Not a good dandruff shampoo. Not a good dry scalp treatment. Rich in contact allergens. I still don’t know what this shampoo is supposed to do! For a premium brand at a premium price you would expect better.
Aveda Scalp Benefits Balancing Shampoo is a purported dandruff shampoo containing no active ingredients. If you look at their website or on Amazon you’ll see a whole load of reviews from customers with seborrheic dermatitis and scalp psoriasis stating in no uncertain terms that this shampoo controlled their dandruff. This intrigued me. How have they managed to create a credible dandruff treatment without using a traditional active ingredient? Have they really, as they claim, mastered the art and science of plant extracts to control something as fundamental as dandruff?
When the product arrived I noticed that it’s not actually flagged as a dandruff shampoo. To be honest, from the product description provided by Aveda, it’s hard to know what this shampoo is designed to do. The bottle states that the shampoo balances the scalp.
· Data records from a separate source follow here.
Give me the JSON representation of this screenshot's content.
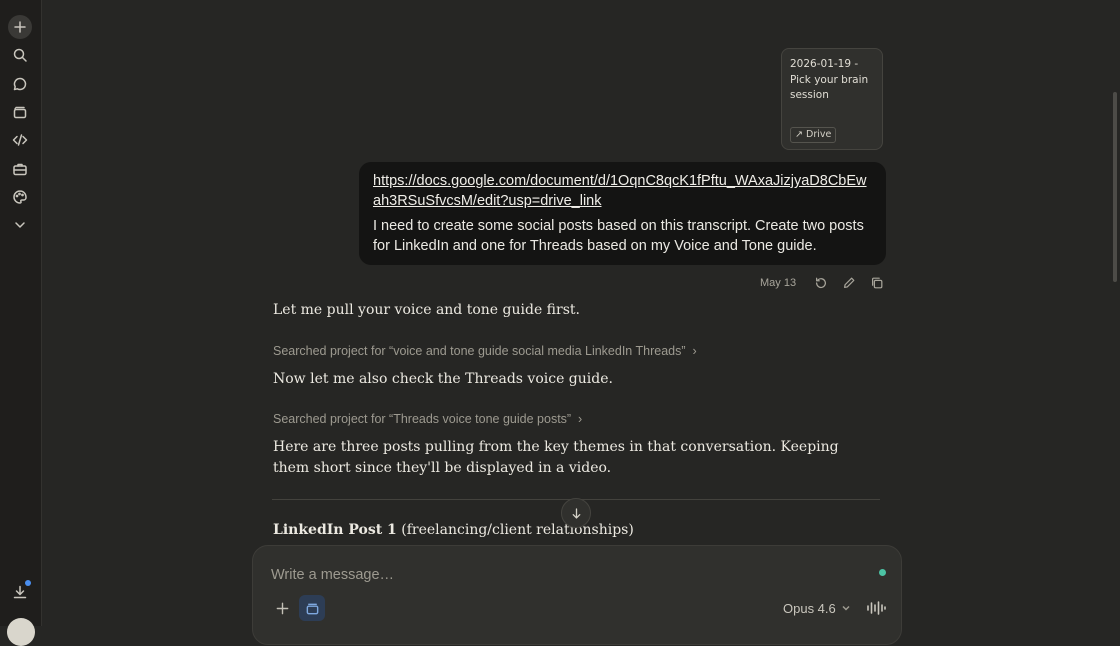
{
  "attachment": {
    "title": "2026-01-19 - Pick your brain session",
    "source_label": "Drive"
  },
  "user_message": {
    "link": "https://docs.google.com/document/d/1OqnC8qcK1fPftu_WAxaJizjyaD8CbEwah3RSuSfvcsM/edit?usp=drive_link",
    "text": "I need to create some social posts based on this transcript. Create two posts for LinkedIn and one for Threads based on my Voice and Tone guide.",
    "date": "May 13"
  },
  "assistant": {
    "line1": "Let me pull your voice and tone guide first.",
    "search1": "Searched project for “voice and tone guide social media LinkedIn Threads”",
    "line2": "Now let me also check the Threads voice guide.",
    "search2": "Searched project for “Threads voice tone guide posts”",
    "line3": "Here are three posts pulling from the key themes in that conversation. Keeping them short since they'll be displayed in a video.",
    "heading_bold": "LinkedIn Post 1",
    "heading_rest": " (freelancing/client relationships)"
  },
  "composer": {
    "placeholder": "Write a message…",
    "model": "Opus 4.6"
  },
  "colors": {
    "background": "#262624",
    "sidebar": "#1f1e1c",
    "user_bubble": "#141413",
    "status_dot": "#4cc3a4",
    "notification_dot": "#4a8ff0"
  }
}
But that doesn’t actually mean anything. It’s pure marketing speak. The website states that the shampoo promotes a healthy scalp by cleaning down to the root and, more interestingly, cleans excess oils and sebum. But it isn’t a clarifying shampoo. So what is it? The reviews intrigued me and, being a seb derm sufferer, I decided to take this shampoo to task over a two-week trial.
Regular readers of this site will know that I have controlled my dandruff using the best seb derm treatments on the market. My current favorite is Sebamed; an antifungal shampoo that is so gentle I can use it regularly. If I have a bad breakout I’ll use Nizoral; probably the strongest seb derm treatment available without a prescription but too harsh to use regularly. Before the trial commenced my scalp was totally flake-free and my scalp was feeling as good as it can do. If Aveda scalp benefits could maintain my flake free scalp then I’d consider the shampoo a resounding success.
The shampoo is relatively expensive and the packaging certainly looked like a premium brand. As mentioned, there are no active ingredients in this shampoo but that’s all I knew about the contents of the bottle. I decided to blind test this i.e. not check the ingredients until after the trial. Aveda pride themselves on their flower and plant essences and the shampoo certainly smelt like it too. It’s hard to put my finger on the exact scent but it had hints of herbs and cloves. Almost medicinal. The shampoo is the light brown in color, almost like a cooking oil with a similar consistency too. The wash was excellent with a real luxurious foam. After the first wash my scalp felt amazing but unfortunately, this didn’t last. Over the two week period, I washed 4 or 5 times. After a week my scalp itched after washing and by the end of the two weeks, I was suffering a significant breakout. You can see the results in the picture.
At the end of the trial my scalp felt genuinely terrible. I was suffering a pretty significant breakout. The shampoo had failed and I was astonished when I read the ingredients. True, it is sulfate free as Aveda like to point out. But aside from the sulfates, they have added 8 known contact allergens to this shampoo. 3 of these allergens are among the most hazardous in the ewg skin deep database. The fact that 5 of these allergens are fragrances is quite frankly criminal for a shampoo that is marketed to “balance the scalp”. These fragrances serve no practical purpose whatsoever other than make their expensive shampoo smell nice. An honorable mention must go to the Aveda adding Kathon CG; allergen of the year in 2013 and excluded from virtually all decent shampoos these days.
So after 2 weeks, I’m still none the wiser as to what or who this shampoo is for. The shampoo clearly doesn’t help seborrheic dermatitis as my scalp shows. The formulation isn’t gentle enough to help scalp psoriasis either. It isn’t a clarifying shampoo, or it doesn’t claim to be anyway. And I would never recommend this to a dry scalp sufferer either because of the harsh allergens in there.
The only thing I’m certain about regarding Aveda Scalp Benefits Balancing Shampoo is that it isn’t a dandruff shampoo.
The site owner. I founded, and have ran this site for too many years now.
I have extremely sensitive skin, have suffered from seb derm for all my adult life and this site is my way of doing something about it.
Check out my sister site at safehouseholdcleaning.com